---- INPUT DATA

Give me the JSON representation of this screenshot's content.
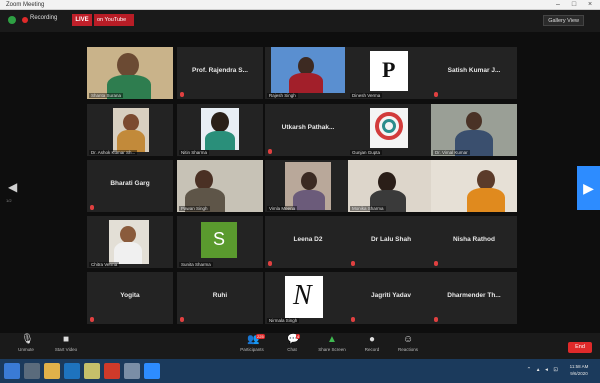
{
  "window": {
    "title": "Zoom Meeting"
  },
  "topbar": {
    "recording_label": "Recording",
    "live_label": "LIVE",
    "stream_label": "on YouTube",
    "view_label": "Gallery View"
  },
  "grid": {
    "tiles": [
      {
        "name": "",
        "label": "Shanta Surana",
        "type": "photo"
      },
      {
        "name": "Prof. Rajendra S...",
        "label": "",
        "type": "name"
      },
      {
        "name": "",
        "label": "Rajesh Singh",
        "type": "photo"
      },
      {
        "name": "",
        "label": "Dinesh Verma",
        "type": "logo-p"
      },
      {
        "name": "Satish Kumar J...",
        "label": "",
        "type": "name"
      },
      {
        "name": "",
        "label": "Dr. Ashok Kumar Sh...",
        "type": "photo"
      },
      {
        "name": "",
        "label": "Nitin Sharma",
        "type": "photo"
      },
      {
        "name": "Utkarsh Pathak...",
        "label": "",
        "type": "name"
      },
      {
        "name": "",
        "label": "Gunjan Gupta",
        "type": "logo-circle"
      },
      {
        "name": "",
        "label": "Dr. Vimal Kumar",
        "type": "photo"
      },
      {
        "name": "Bharati Garg",
        "label": "",
        "type": "name"
      },
      {
        "name": "",
        "label": "Pawan Singh",
        "type": "photo"
      },
      {
        "name": "",
        "label": "Vimla Meena",
        "type": "photo"
      },
      {
        "name": "",
        "label": "Monika Sharma",
        "type": "photo"
      },
      {
        "name": "",
        "label": "",
        "type": "photo"
      },
      {
        "name": "",
        "label": "Chitra Verma",
        "type": "photo"
      },
      {
        "name": "",
        "label": "Sunita Sharma",
        "type": "avatar-s"
      },
      {
        "name": "Leena D2",
        "label": "",
        "type": "name"
      },
      {
        "name": "Dr Lalu Shah",
        "label": "",
        "type": "name"
      },
      {
        "name": "Nisha Rathod",
        "label": "",
        "type": "name"
      },
      {
        "name": "Yogita",
        "label": "",
        "type": "name"
      },
      {
        "name": "Ruhi",
        "label": "",
        "type": "name"
      },
      {
        "name": "",
        "label": "Nirmala Singh",
        "type": "logo-n"
      },
      {
        "name": "Jagriti Yadav",
        "label": "",
        "type": "name"
      },
      {
        "name": "Dharmender Th...",
        "label": "",
        "type": "name"
      }
    ]
  },
  "navigation": {
    "prev_label": "1/2"
  },
  "toolbar": {
    "mute": "Unmute",
    "video": "Start Video",
    "participants": "Participants",
    "participants_count": "225",
    "chat": "Chat",
    "chat_badge": "4",
    "share": "Share Screen",
    "record": "Record",
    "reactions": "Reactions",
    "end": "End"
  },
  "taskbar": {
    "tray_icons": "⌃ ▴ ◂ ⊡",
    "time": "11:58 AM",
    "date": "9/6/2020"
  },
  "colors": {
    "accent_blue": "#2d8cff",
    "end_red": "#e02a2a",
    "active_speaker": "#f5c342"
  }
}
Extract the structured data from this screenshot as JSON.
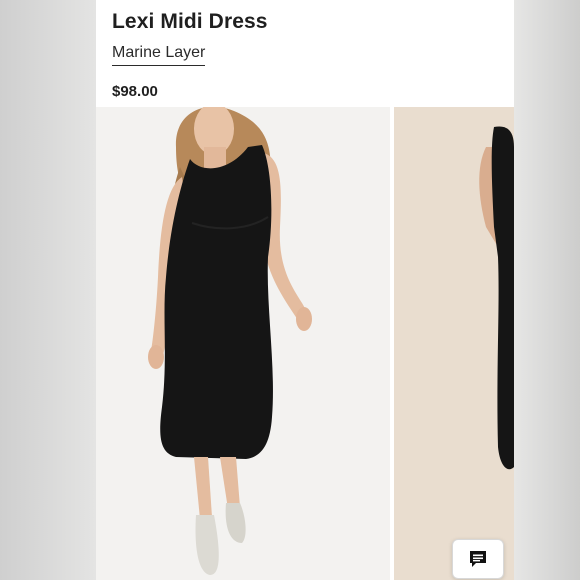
{
  "product": {
    "title": "Lexi Midi Dress",
    "brand": "Marine Layer",
    "price": "$98.00"
  },
  "images": [
    {
      "icon": "product-photo-front",
      "background": "#f2f1ef",
      "dress_color": "#141414"
    },
    {
      "icon": "product-photo-back",
      "background": "#e8dccd",
      "dress_color": "#141414"
    }
  ],
  "chat": {
    "icon": "chat-bubble-icon"
  }
}
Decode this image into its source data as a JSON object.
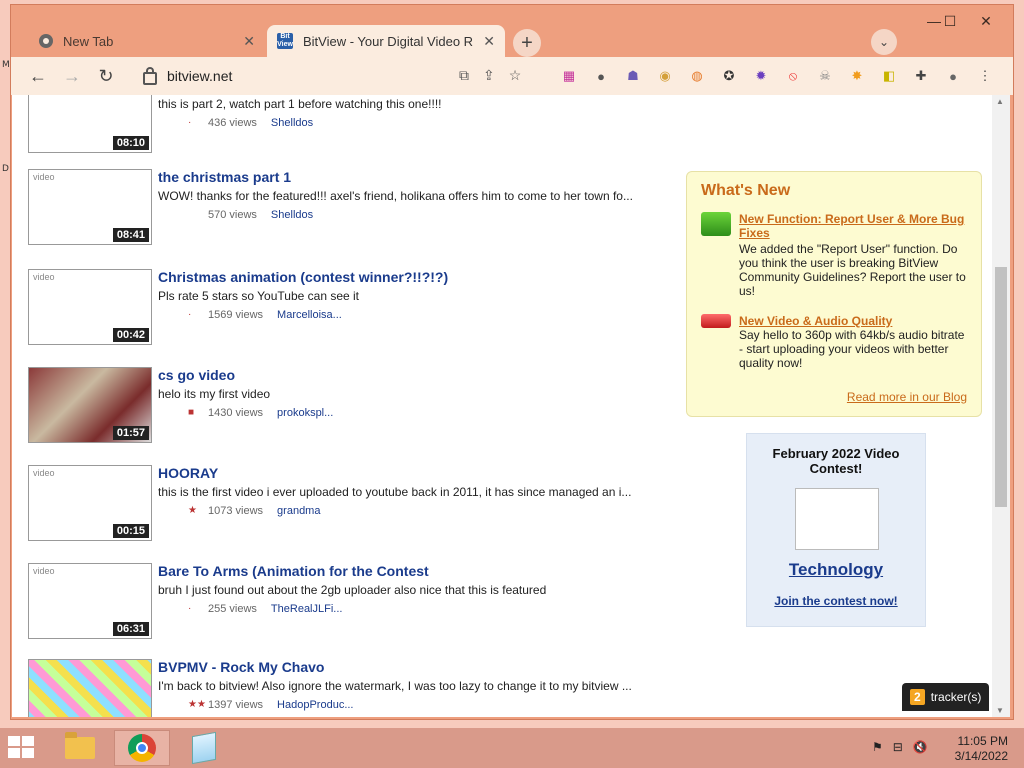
{
  "desktop": {
    "frag1": "M",
    "frag2": "D"
  },
  "browser": {
    "tabs": [
      {
        "label": "New Tab",
        "icon": "chrome-icon"
      },
      {
        "label": "BitView - Your Digital Video Repo",
        "icon": "bitview-icon",
        "favicon_text": "Bit View"
      }
    ],
    "new_tab_symbol": "+",
    "tab_search_symbol": "⌄",
    "window_controls": {
      "minimize": "—",
      "maximize": "☐",
      "close": "✕"
    },
    "address": "bitview.net",
    "nav": {
      "back": "←",
      "forward": "→",
      "reload": "↻"
    },
    "extensions": [
      "colors-ext-icon",
      "hat-ext-icon",
      "invader-ext-icon",
      "doge-ext-icon",
      "ball-ext-icon",
      "globe-ext-icon",
      "star-ext-icon",
      "block-ext-icon",
      "skull-ext-icon",
      "sun-ext-icon",
      "bee-ext-icon",
      "puzzle-ext-icon",
      "profile-icon",
      "menu-icon"
    ],
    "extension_glyphs": [
      "▦",
      "●",
      "☗",
      "◉",
      "◍",
      "✪",
      "✹",
      "⦸",
      "☠",
      "✸",
      "◧",
      "✚",
      "●",
      "⋮"
    ],
    "extension_colors": [
      "#c42f9a",
      "#555",
      "#6b5bb5",
      "#d4a03a",
      "#e67a2a",
      "#333",
      "#6b3fbf",
      "#e33",
      "#888",
      "#f19c1d",
      "#c8b400",
      "#444",
      "#666",
      "#444"
    ]
  },
  "videos": [
    {
      "title": "",
      "description": "this is part 2, watch part 1 before watching this one!!!!",
      "views": "436 views",
      "uploader": "Shelldos",
      "duration": "08:10",
      "thumb": "broken",
      "rating": "·"
    },
    {
      "title": "the christmas part 1",
      "description": "WOW! thanks for the featured!!! axel's friend, holikana offers him to come to her town fo...",
      "views": "570 views",
      "uploader": "Shelldos",
      "duration": "08:41",
      "thumb": "broken",
      "rating": ""
    },
    {
      "title": "Christmas animation (contest winner?!!?!?)",
      "description": "Pls rate 5 stars so YouTube can see it",
      "views": "1569 views",
      "uploader": "Marcelloisa...",
      "duration": "00:42",
      "thumb": "broken",
      "rating": "·"
    },
    {
      "title": "cs go video",
      "description": "helo its my first video",
      "views": "1430 views",
      "uploader": "prokokspl...",
      "duration": "01:57",
      "thumb": "cs",
      "rating": "■"
    },
    {
      "title": "HOORAY",
      "description": "this is the first video i ever uploaded to youtube back in 2011, it has since managed an i...",
      "views": "1073 views",
      "uploader": "grandma",
      "duration": "00:15",
      "thumb": "broken",
      "rating": "★"
    },
    {
      "title": "Bare To Arms (Animation for the Contest",
      "description": "bruh I just found out about the 2gb uploader also nice that this is featured",
      "views": "255 views",
      "uploader": "TheRealJLFi...",
      "duration": "06:31",
      "thumb": "broken",
      "rating": "·"
    },
    {
      "title": "BVPMV - Rock My Chavo",
      "description": "I'm back to bitview! Also ignore the watermark, I was too lazy to change it to my bitview ...",
      "views": "1397 views",
      "uploader": "HadopProduc...",
      "duration": "",
      "thumb": "bvp",
      "rating": "★★"
    }
  ],
  "broken_img_alt": "video",
  "whats_new": {
    "heading": "What's New",
    "items": [
      {
        "link": "New Function: Report User & More Bug Fixes",
        "text": "We added the \"Report User\" function. Do you think the user is breaking BitView Community Guidelines? Report the user to us!"
      },
      {
        "link": "New Video & Audio Quality",
        "text": "Say hello to 360p with 64kb/s audio bitrate - start uploading your videos with better quality now!"
      }
    ],
    "read_more": "Read more in our Blog"
  },
  "contest": {
    "title": "February 2022 Video Contest!",
    "theme": "Technology",
    "join": "Join the contest now!"
  },
  "tracker": {
    "count": "2",
    "label": "tracker(s)"
  },
  "taskbar": {
    "apps": [
      "file-explorer-icon",
      "chrome-icon",
      "notepad-icon"
    ],
    "tray_icons": [
      "⚑",
      "⊟",
      "🔇"
    ],
    "time": "11:05 PM",
    "date": "3/14/2022"
  }
}
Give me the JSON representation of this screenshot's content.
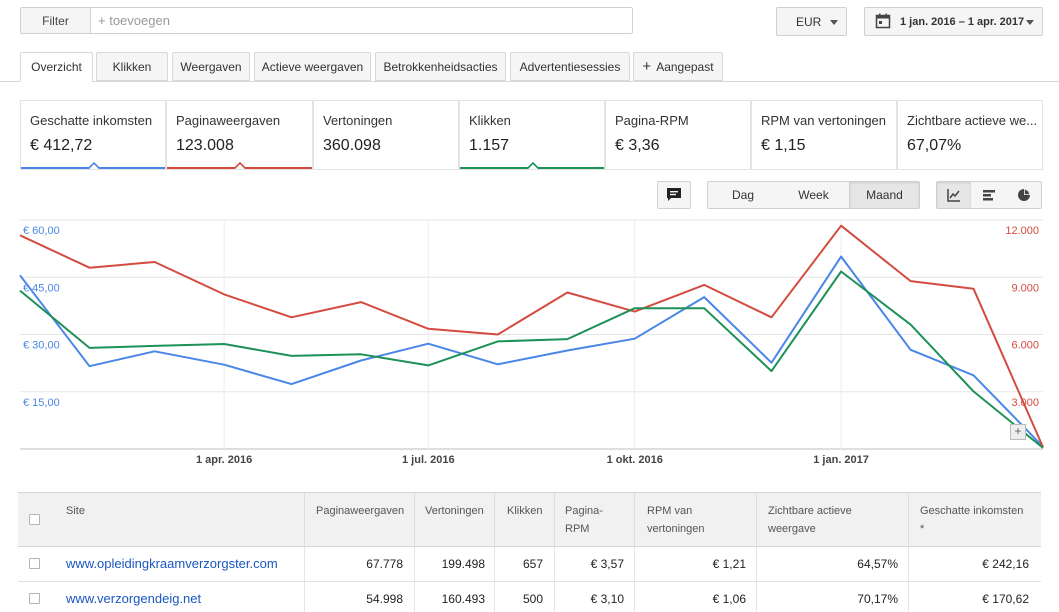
{
  "toolbar": {
    "filter_label": "Filter",
    "filter_placeholder": "+ toevoegen",
    "currency": "EUR",
    "date_range": "1 jan. 2016 – 1 apr. 2017"
  },
  "tabs": [
    {
      "label": "Overzicht",
      "active": true
    },
    {
      "label": "Klikken",
      "active": false
    },
    {
      "label": "Weergaven",
      "active": false
    },
    {
      "label": "Actieve weergaven",
      "active": false
    },
    {
      "label": "Betrokkenheidsacties",
      "active": false
    },
    {
      "label": "Advertentiesessies",
      "active": false
    },
    {
      "label": "Aangepast",
      "active": false,
      "icon": "plus-icon"
    }
  ],
  "metrics": [
    {
      "label": "Geschatte inkomsten",
      "value": "€ 412,72",
      "color": "#4a86e8",
      "selected": true
    },
    {
      "label": "Paginaweergaven",
      "value": "123.008",
      "color": "#d44b3f",
      "selected": true
    },
    {
      "label": "Vertoningen",
      "value": "360.098",
      "color": "",
      "selected": false
    },
    {
      "label": "Klikken",
      "value": "1.157",
      "color": "#1e9157",
      "selected": true
    },
    {
      "label": "Pagina-RPM",
      "value": "€ 3,36",
      "color": "",
      "selected": false
    },
    {
      "label": "RPM van vertoningen",
      "value": "€ 1,15",
      "color": "",
      "selected": false
    },
    {
      "label": "Zichtbare actieve we...",
      "value": "67,07%",
      "color": "",
      "selected": false
    }
  ],
  "controls": {
    "annotation_icon": "comment-icon",
    "granularity": [
      {
        "label": "Dag",
        "active": false
      },
      {
        "label": "Week",
        "active": false
      },
      {
        "label": "Maand",
        "active": true
      }
    ],
    "view_icons": [
      "line-chart-icon",
      "bar-chart-icon",
      "pie-chart-icon"
    ]
  },
  "chart_data": {
    "type": "line",
    "x": [
      "2016-01-01",
      "2016-02-01",
      "2016-03-01",
      "2016-04-01",
      "2016-05-01",
      "2016-06-01",
      "2016-07-01",
      "2016-08-01",
      "2016-09-01",
      "2016-10-01",
      "2016-11-01",
      "2016-12-01",
      "2017-01-01",
      "2017-02-01",
      "2017-03-01",
      "2017-04-01"
    ],
    "x_ticks": [
      "1 apr. 2016",
      "1 jul. 2016",
      "1 okt. 2016",
      "1 jan. 2017"
    ],
    "y_left_ticks": [
      "€ 15,00",
      "€ 30,00",
      "€ 45,00",
      "€ 60,00"
    ],
    "y_left_range": [
      0,
      60
    ],
    "y_right_ticks": [
      "3.000",
      "6.000",
      "9.000",
      "12.000"
    ],
    "y_right_range": [
      0,
      12000
    ],
    "grid": true,
    "series": [
      {
        "name": "Geschatte inkomsten",
        "axis": "left",
        "color": "#4a86e8",
        "values": [
          45.5,
          21.7,
          25.6,
          22.1,
          17.0,
          23.2,
          27.6,
          22.2,
          25.8,
          28.9,
          39.8,
          22.6,
          50.4,
          26.0,
          19.3,
          0.6
        ]
      },
      {
        "name": "Paginaweergaven",
        "axis": "right",
        "color": "#d44b3f",
        "values": [
          11200,
          9500,
          9800,
          8100,
          6900,
          7700,
          6300,
          6000,
          8200,
          7200,
          8600,
          6900,
          11700,
          8800,
          8400,
          100
        ]
      },
      {
        "name": "Klikken",
        "axis": "left",
        "color": "#1e9157",
        "values": [
          41.5,
          26.5,
          27.0,
          27.5,
          24.4,
          24.8,
          21.9,
          28.2,
          28.8,
          36.9,
          36.9,
          20.4,
          46.5,
          32.6,
          15.1,
          0.3
        ]
      }
    ]
  },
  "table": {
    "headers": [
      "Site",
      "Paginaweergaven",
      "Vertoningen",
      "Klikken",
      "Pagina-RPM",
      "RPM van vertoningen",
      "Zichtbare actieve weergave",
      "Geschatte inkomsten *"
    ],
    "rows": [
      {
        "site": "www.opleidingkraamverzorgster.com",
        "pageviews": "67.778",
        "impressions": "199.498",
        "clicks": "657",
        "page_rpm": "€ 3,57",
        "imp_rpm": "€ 1,21",
        "viewable": "64,57%",
        "earnings": "€ 242,16"
      },
      {
        "site": "www.verzorgendeig.net",
        "pageviews": "54.998",
        "impressions": "160.493",
        "clicks": "500",
        "page_rpm": "€ 3,10",
        "imp_rpm": "€ 1,06",
        "viewable": "70,17%",
        "earnings": "€ 170,62"
      }
    ]
  }
}
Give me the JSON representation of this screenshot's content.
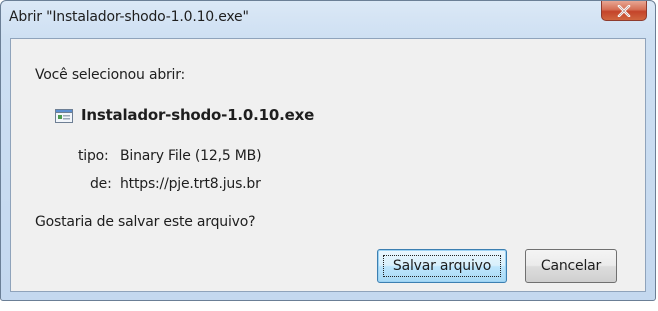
{
  "window": {
    "title": "Abrir \"Instalador-shodo-1.0.10.exe\"",
    "close_icon": "close-icon"
  },
  "dialog": {
    "intro": "Você selecionou abrir:",
    "file_icon": "executable-file-icon",
    "filename": "Instalador-shodo-1.0.10.exe",
    "type_label": "tipo:",
    "type_value": "Binary File (12,5 MB)",
    "from_label": "de:",
    "from_value": "https://pje.trt8.jus.br",
    "question": "Gostaria de salvar este arquivo?"
  },
  "buttons": {
    "save": "Salvar arquivo",
    "cancel": "Cancelar"
  },
  "colors": {
    "title_bar": "#cddff2",
    "close_button": "#c4442a",
    "content_bg": "#f0f0f0",
    "default_button_border": "#3c7fb1"
  }
}
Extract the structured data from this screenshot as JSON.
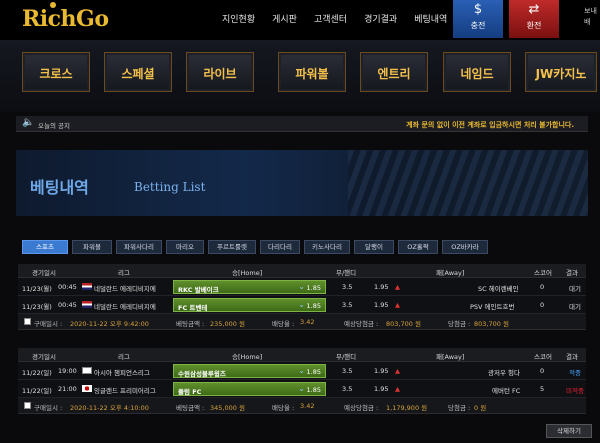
{
  "header": {
    "logo": "RichGo",
    "nav": [
      "지인현황",
      "게시판",
      "고객센터",
      "경기결과",
      "베팅내역"
    ],
    "charge": {
      "label": "충전",
      "icon": "deposit-icon"
    },
    "withdraw": {
      "label": "환전",
      "icon": "withdraw-icon"
    },
    "side_labels": [
      "보내",
      "배"
    ]
  },
  "main_nav": [
    "크로스",
    "스페셜",
    "라이브",
    "파워볼",
    "엔트리",
    "네임드",
    "JW카지노"
  ],
  "notice": {
    "label": "오늘의 공지",
    "text": "계좌 문의 없이 이전 계좌로 입금하시면 처리 불가합니다."
  },
  "banner": {
    "title_ko": "베팅내역",
    "title_en": "Betting List"
  },
  "tabs": [
    "스포츠",
    "파워볼",
    "파워사다리",
    "마리오",
    "푸르트룰렛",
    "다리다리",
    "키노사다리",
    "달팽이",
    "OZ홀짝",
    "OZ바카라"
  ],
  "columns": [
    "경기일시",
    "리그",
    "승[Home]",
    "무/핸디",
    "패[Away]",
    "스코어",
    "결과"
  ],
  "bets": [
    {
      "games": [
        {
          "date": "11/23(월)",
          "time": "00:45",
          "flag": "nl",
          "league": "네덜란드 에레디비지에",
          "home": "RKC 발베이크",
          "home_odds": "1.85",
          "draw": "3.5",
          "away_odds": "1.95",
          "away": "SC 헤이렌베인",
          "score": "0",
          "result": "대기",
          "result_style": "normal"
        },
        {
          "date": "11/23(월)",
          "time": "00:45",
          "flag": "nl",
          "league": "네덜란드 에레디비지에",
          "home": "FC 트벤테",
          "home_odds": "1.85",
          "draw": "3.5",
          "away_odds": "1.95",
          "away": "PSV 에인트호번",
          "score": "0",
          "result": "대기",
          "result_style": "normal"
        }
      ],
      "summary": {
        "purchase_label": "구매일시 :",
        "purchase_value": "2020-11-22 오후 9:42:00",
        "amount_label": "베팅금액 :",
        "amount_value": "235,000 원",
        "rate_label": "배당율 :",
        "rate_value": "3.42",
        "expected_label": "예상당첨금 :",
        "expected_value": "803,700 원",
        "won_label": "당첨금 :",
        "won_value": "803,700 원"
      }
    },
    {
      "games": [
        {
          "date": "11/22(일)",
          "time": "19:00",
          "flag": "as",
          "league": "아시아 챔피언스리그",
          "home": "수원삼성블루윙즈",
          "home_odds": "1.85",
          "draw": "3.5",
          "away_odds": "1.95",
          "away": "광저우 헝다",
          "score": "0",
          "result": "적중",
          "result_style": "blue"
        },
        {
          "date": "11/22(일)",
          "time": "21:00",
          "flag": "jp",
          "league": "잉글랜드 프리미어리그",
          "home": "풀럼 FC",
          "home_odds": "1.85",
          "draw": "3.5",
          "away_odds": "1.95",
          "away": "에버턴 FC",
          "score": "5",
          "result": "미적중",
          "result_style": "red"
        }
      ],
      "summary": {
        "purchase_label": "구매일시 :",
        "purchase_value": "2020-11-22 오후 4:10:00",
        "amount_label": "베팅금액 :",
        "amount_value": "345,000 원",
        "rate_label": "배당율 :",
        "rate_value": "3.42",
        "expected_label": "예상당첨금 :",
        "expected_value": "1,179,900 원",
        "won_label": "당첨금 :",
        "won_value": "0 원"
      }
    }
  ],
  "delete_button": "삭제하기"
}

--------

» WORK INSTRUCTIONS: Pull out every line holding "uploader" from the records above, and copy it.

» EXERCISE OUTPUT:
      "uploader": "Shelldos",
      "uploader": "Shelldos",
      "uploader": "Marcelloisa...",
      "uploader": "prokokspl...",
      "uploader": "grandma",
      "description": "bruh I just found out about the 2gb uploader also nice that this is featured",
      "uploader": "TheRealJLFi...",
      "uploader": "HadopProduc...",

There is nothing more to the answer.